Plants are patients for this aspiring doctor
By Leah Jones
“Oh, I have always been a little nerd,” said LeAnn Lux. “I grew up playing with beakers and test tubes, and I would be upstairs and would mix anything I could with water and I would show my family my potion to show them how scientific it was.”
Lux still enjoys working with beakers and test tubes. Today, the senior plant science major from Shelbyville, Indiana, studies different diseases and how they affect plants in the Field Crop Pathology lab. One of her projects involves isolating a single pathogen to infect a corn or soybean plant, and observing its effects on the plant.
“I value the trial and error of projects and the puzzle of trying to figure out how to get a solution if the project didn’t work,” Lux said. “Never knowing what to expect keeps me on my toes.”
Lux has spent much of her college career working in the lab, but she always knew she wanted something more. So, she combined her lab and greenhouse research with work in the field.
“I have always said that I wanted to be a plant doctor,” Lux said. “I like being able to go out to the field and see the difference between two different hybrids. And being able to get my hands dirty to see the differences between the two is much better than being stuck behind a computer all day.”
She had a chance to get her hands dirty last summer when she interned for a field agronomist at Pioneer. The experience showed her the real-world implications of her lab research. She realized just how much she was accomplishing for farmers in the lab, greenhouse, and field.
“I had only ever seen the disease growing on a plate in the lab and thought the diseases were only growing because we were making them grow,” she said. “So, seeing them out in the real world and not in a controlled environment was really cool.”
The internship was perfect because Lux aspires to become a field agronomist — a person farmers call to diagnose problems in their fields. A correct diagnosis relies on many factors, and Lux loves the challenge. But she also admires the relationships these professionals build.
“I like the idea of being a field agronomist, because I get to have interactions with farmers, continuously learn, and am able to educate the people around me,” Lux said.
Lux always had an interest in the science of farming. She grew up on her family’s grain farm, and she knew she wanted to study agriculture, but she also found a passion for agriculture during her time at Purdue.

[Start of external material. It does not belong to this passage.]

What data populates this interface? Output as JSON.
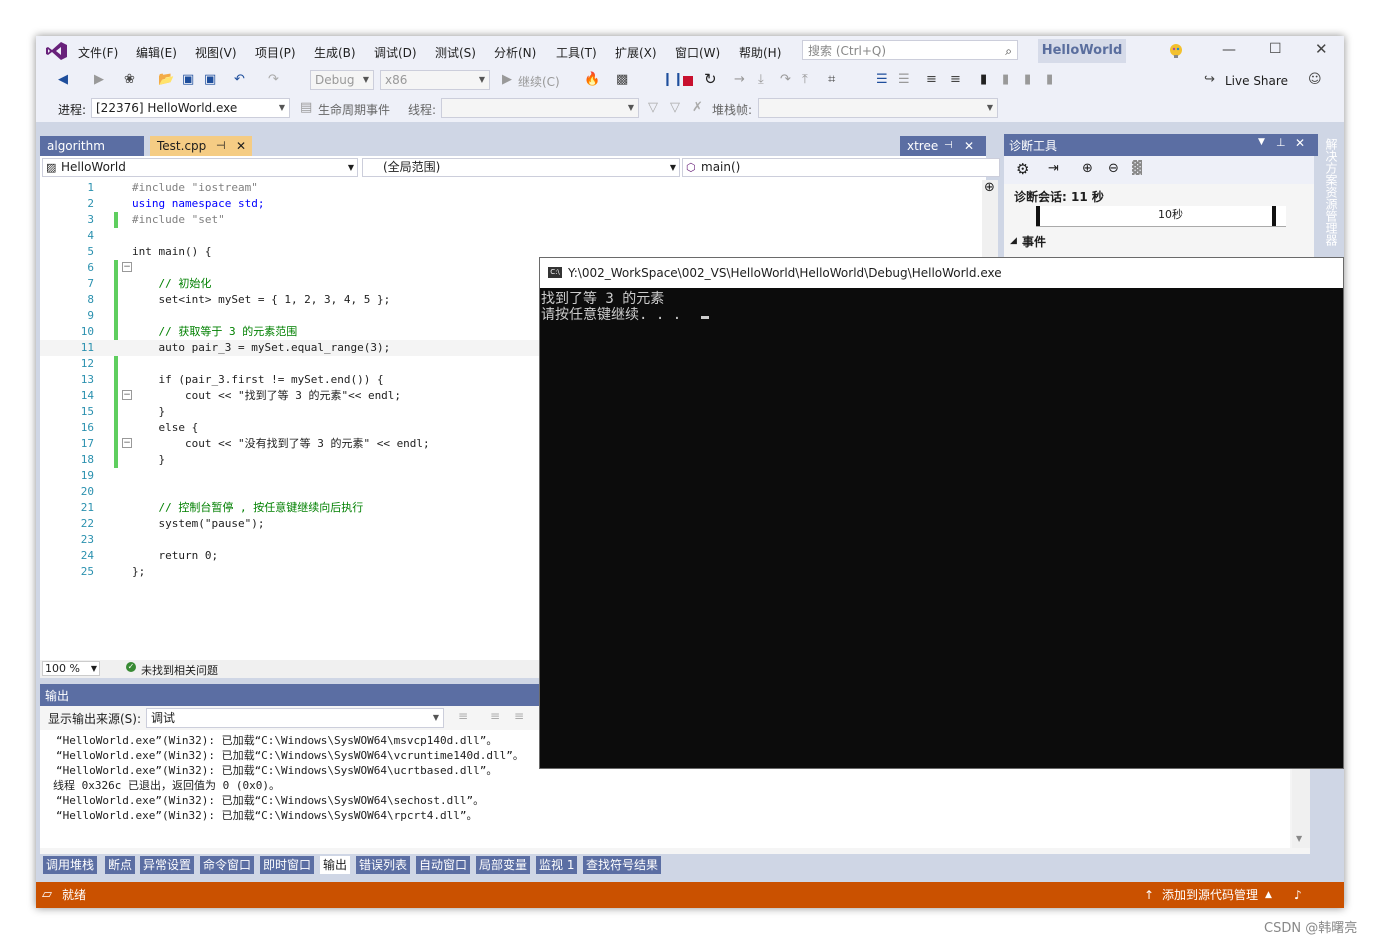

These days, you can find Lux working on her own research project in the greenhouse. She’s studying soybean plants and hopes her work will make an impact on the agriculture industry in years to come.
And it all started with mixing potions as a kid.
“I wanted to do this when I was little and now I actually get to,” she said.
The grass is always greener in new work
By Leah Jones
LeAnn Lux is taking being a “plant doctor” very seriously these days.
The senior plant science major from Shelbyville, Indiana, got her start working with row crops like corn and soybeans, but she has expanded to include other crop plants. Lux currently works in the Turf Science lab, where she is assisting in a study that examines which fungicides work best on different pathogens.
The science is the same for turf and row crops, Lux said, but working with turf is just one more way she can fulfil her dream of becoming a “plant doctor,” which can include all plants instead of just agricultural production crops.